About 20 million Chinese in priority inoculation schemes have been given jabs against Covid-19 as of Tuesday as authorities battle to maintain trust after seizures of fake vaccines.
A total of 40.52 million doses, believed to be attenuated shots from domestic drugmakers such as SinoPharm and Sinovac, have been administered, according to the National Health Commission (NHC).
Medical personnel, immigration officers, public transport workers and cold chain operators were first in line in the lead up to the Chinese New Year break that starts on Friday.
NHC spokesperson Mi Feng told a State Council press briefing on Wednesday that mass testing blitzes as well as segregation and monitoring of those infected and their close contacts had paid off well in Hebei, Liaoning, Jilin and Heilongjiang provinces where Covid resurgences in rural areas and counties had threatened to spill into Beijing and other cities.
“For three consecutive days since this week, China has not reported any more locally transmitted cases or new carriers of the virus who do not display onward symptoms,” said Mi.
But people must not loosen up even when the nation takes a week-long break to ring in the Lunar New Year, and gatherings that bring out big crowds must be avoided. Mi also warned that the biggest “side effect” of the mass immunization drive, which is set to include the elderly, could be a false sense of security after getting jabs.

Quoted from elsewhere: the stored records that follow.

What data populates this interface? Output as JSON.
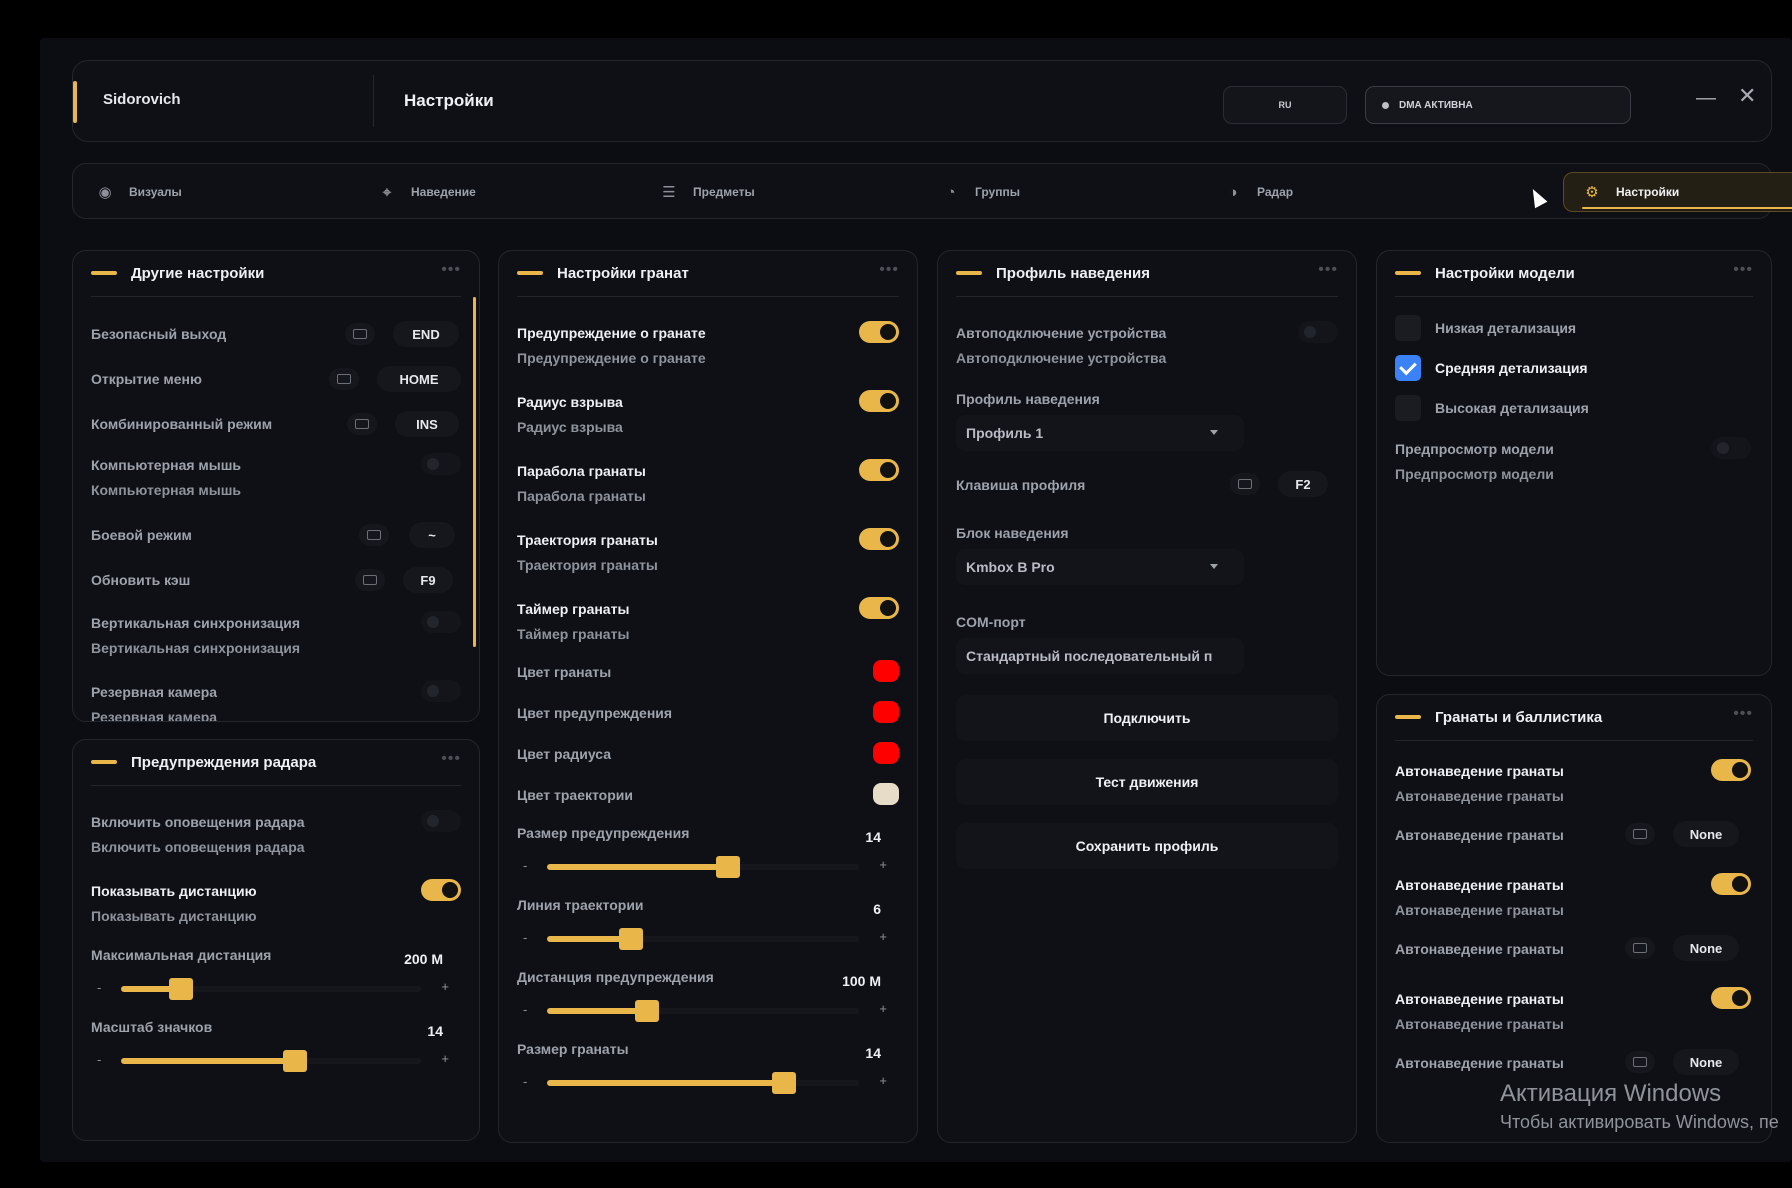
{
  "header": {
    "brand": "Sidorovich",
    "title": "Настройки",
    "lang": "RU",
    "dma_status": "DMA АКТИВНА"
  },
  "tabs": [
    {
      "label": "Визуалы",
      "icon": "eye-icon"
    },
    {
      "label": "Наведение",
      "icon": "crosshair-icon"
    },
    {
      "label": "Предметы",
      "icon": "sliders-icon"
    },
    {
      "label": "Группы",
      "icon": "gauge-icon"
    },
    {
      "label": "Радар",
      "icon": "radar-icon"
    },
    {
      "label": "Настройки",
      "icon": "gear-icon",
      "active": true
    }
  ],
  "other_settings": {
    "title": "Другие настройки",
    "safe_exit": {
      "label": "Безопасный выход",
      "key": "END"
    },
    "open_menu": {
      "label": "Открытие меню",
      "key": "HOME"
    },
    "combined_mode": {
      "label": "Комбинированный режим",
      "key": "INS"
    },
    "computer_mouse": {
      "label": "Компьютерная мышь",
      "sub": "Компьютерная мышь",
      "enabled": false
    },
    "combat_mode": {
      "label": "Боевой режим",
      "key": "~"
    },
    "refresh_cache": {
      "label": "Обновить кэш",
      "key": "F9"
    },
    "vsync": {
      "label": "Вертикальная синхронизация",
      "sub": "Вертикальная синхронизация",
      "enabled": false
    },
    "backup_camera": {
      "label": "Резервная камера",
      "sub": "Резервная камера",
      "enabled": false
    }
  },
  "radar_warnings": {
    "title": "Предупреждения радара",
    "enable_alerts": {
      "label": "Включить оповещения радара",
      "sub": "Включить оповещения радара",
      "enabled": false
    },
    "show_distance": {
      "label": "Показывать дистанцию",
      "sub": "Показывать дистанцию",
      "enabled": true
    },
    "max_distance": {
      "label": "Максимальная дистанция",
      "value": "200 М",
      "fraction": 0.2
    },
    "icon_scale": {
      "label": "Масштаб значков",
      "value": "14",
      "fraction": 0.58
    }
  },
  "grenade_settings": {
    "title": "Настройки гранат",
    "toggles": [
      {
        "label": "Предупреждение о гранате",
        "sub": "Предупреждение о гранате",
        "enabled": true
      },
      {
        "label": "Радиус взрыва",
        "sub": "Радиус взрыва",
        "enabled": true
      },
      {
        "label": "Парабола гранаты",
        "sub": "Парабола гранаты",
        "enabled": true
      },
      {
        "label": "Траектория гранаты",
        "sub": "Траектория гранаты",
        "enabled": true
      },
      {
        "label": "Таймер гранаты",
        "sub": "Таймер гранаты",
        "enabled": true
      }
    ],
    "colors": [
      {
        "label": "Цвет гранаты",
        "color": "#ff0000"
      },
      {
        "label": "Цвет предупреждения",
        "color": "#ff0000"
      },
      {
        "label": "Цвет радиуса",
        "color": "#ff0000"
      },
      {
        "label": "Цвет траектории",
        "color": "#e6dcc8"
      }
    ],
    "sliders": [
      {
        "label": "Размер предупреждения",
        "value": "14",
        "fraction": 0.58
      },
      {
        "label": "Линия траектории",
        "value": "6",
        "fraction": 0.27
      },
      {
        "label": "Дистанция предупреждения",
        "value": "100 М",
        "fraction": 0.32
      },
      {
        "label": "Размер гранаты",
        "value": "14",
        "fraction": 0.76
      }
    ]
  },
  "aim_profile": {
    "title": "Профиль наведения",
    "auto_connect": {
      "label": "Автоподключение устройства",
      "sub": "Автоподключение устройства",
      "enabled": false
    },
    "profile_label": "Профиль наведения",
    "profile_value": "Профиль 1",
    "profile_key": {
      "label": "Клавиша профиля",
      "key": "F2"
    },
    "block_label": "Блок наведения",
    "block_value": "Kmbox B Pro",
    "com_label": "COM-порт",
    "com_value": "Стандартный последовательный п",
    "connect_btn": "Подключить",
    "test_btn": "Тест движения",
    "save_btn": "Сохранить профиль"
  },
  "model_settings": {
    "title": "Настройки модели",
    "options": [
      {
        "label": "Низкая детализация",
        "checked": false
      },
      {
        "label": "Средняя детализация",
        "checked": true
      },
      {
        "label": "Высокая детализация",
        "checked": false
      }
    ],
    "preview": {
      "label": "Предпросмотр модели",
      "sub": "Предпросмотр модели",
      "enabled": false
    }
  },
  "ballistics": {
    "title": "Гранаты и баллистика",
    "groups": [
      {
        "label": "Автонаведение гранаты",
        "sub": "Автонаведение гранаты",
        "enabled": true,
        "key_label": "Автонаведение гранаты",
        "key": "None"
      },
      {
        "label": "Автонаведение гранаты",
        "sub": "Автонаведение гранаты",
        "enabled": true,
        "key_label": "Автонаведение гранаты",
        "key": "None"
      },
      {
        "label": "Автонаведение гранаты",
        "sub": "Автонаведение гранаты",
        "enabled": true,
        "key_label": "Автонаведение гранаты",
        "key": "None"
      }
    ]
  },
  "watermark": {
    "line1": "Активация Windows",
    "line2": "Чтобы активировать Windows, пе"
  }
}
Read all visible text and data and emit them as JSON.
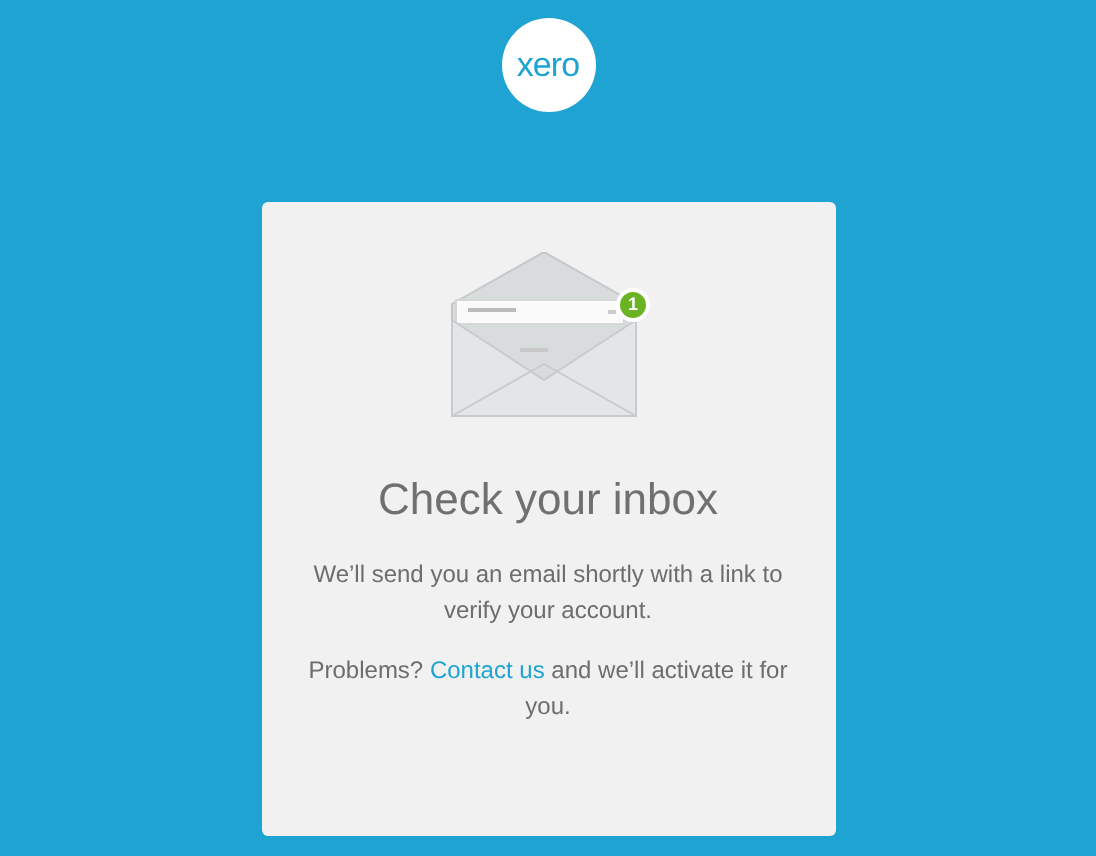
{
  "logo": {
    "text": "xero"
  },
  "card": {
    "badge": "1",
    "title": "Check your inbox",
    "message": "We’ll send you an email shortly with a link to verify your account.",
    "help": {
      "before": "Problems?",
      "link": "Contact us",
      "after": "and we’ll activate it for you."
    }
  }
}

“The Chinese vaccines are safe and these shots protect you from Covid but don’t forget your mask,” is the advice from the NHC. It says it takes time to form herd immunity as more people get the vaccine in coming months.
Meanwhile, more revelations about fake vaccines in the country are making some worry about the safety, efficacy and provenance of the substance being injected. Jabs are usually mandatory for essential workers covered by pilot immunization plans, without much vaccine information being furnished by suppliers and the NHC when they get the shots.
Earlier this week, the Supreme People’s Procuratorate in Beijing laid charges against about 70 counterfeiters arrested in nationwide busts since January.
Xinhua revealed that in one case, investigators found far more bogus doses in raids spanning Beijing, Jiangsu and Shandong provinces than the amount confiscated in initial arrests in Jiangsu last month.
A total of 58,000 doses made from saline and tap water were seized after criminals sought to palm them off as genuine products from SinoPharm. Crime proceeds of more than 18 million yuan (US$2.78 million) were frozen, according to court indictments.
The state prosecutor’s expose alludes to the health and drug watchdog’s cavalier attitude and has put the State Council and top leaders overseeing drug development and distribution on the warpath. The NHC has scrambled to assure people that all vaccines being rolled out are genuine and no such drugs can be sold or bought on the retail market.
The NHC has also decided to wheel out more experts for talks and interviews in state media to induce more confidence. One recent claim about the “foolproof” quality of Chinese shots is from Shao Yimin, a lead researcher with the National Center for Disease Control and Prevention who also reputedly sits on a World Health Organization expert panel on vaccine research and development.
Shao stirred hot discussion among Chinese netizens after he told an NHC symposium in Beijing and state broadcaster China Central Television this week that China’s attenuated vaccines could endure “extreme temperatures” as high as 37 degrees Celsius (98.6 degrees Fahrenheit) without compromising their properties and effectiveness.
“Pfizer’s mRNA vaccines are said to be 90% effective but doses must be chilled at 70 degrees below freezing so it’s not designed for the developing world,” Shao said.
“Our vaccines only need to be stored at normal refrigerator temperatures of 2-8 degrees and our experiment shows that when exposed to a harsh, hot environment for weeks, they are still good for use to protect people from Covid so these drugs are for poor countries,” said Shao.
Feng Duojia, president of the semiofficial China Vaccine Industry Association affiliated with the NHC, told the Southern Weekend newspaper that 1.8 billion attenuated doses could be shipped by 18 manufacturers across the country for 2021 and that it had been eight months since he got jabs and antibody levels in his body, as shown in virus-neutralizing antibody tests, continued to meet vaccine design parameters.
Meanwhile, Beijing’s first consignment of vaccine donations for Africa arrived in Equatorial Guinea on Wednesday. Xinhua quoted the nation’s president Teodoro Obiang as saying that he looked forward to receiving jabs and that Beijing’s benevolence and altruism were the “only hope for his country.”
It is also reported that Beijing’s embassy there noted that vaccines only needed to be kept in home refrigerators and no other special equipment would be needed for storage and delivery.
Chinese Foreign Minister Wang Yi has also promised Indonesia more shipments of Sinovac vaccine after President Joko Widodo got the second shot at the end of last month.
Wang said Chinese vaccines could better suit the need of tropical, populous nations like Indonesia that are still grappling with unrelenting outbreaks, and that China would share formulas and ingredients to turn Indonesia into a vaccine manufacturing and logistics hub for the entire Southeast Asia.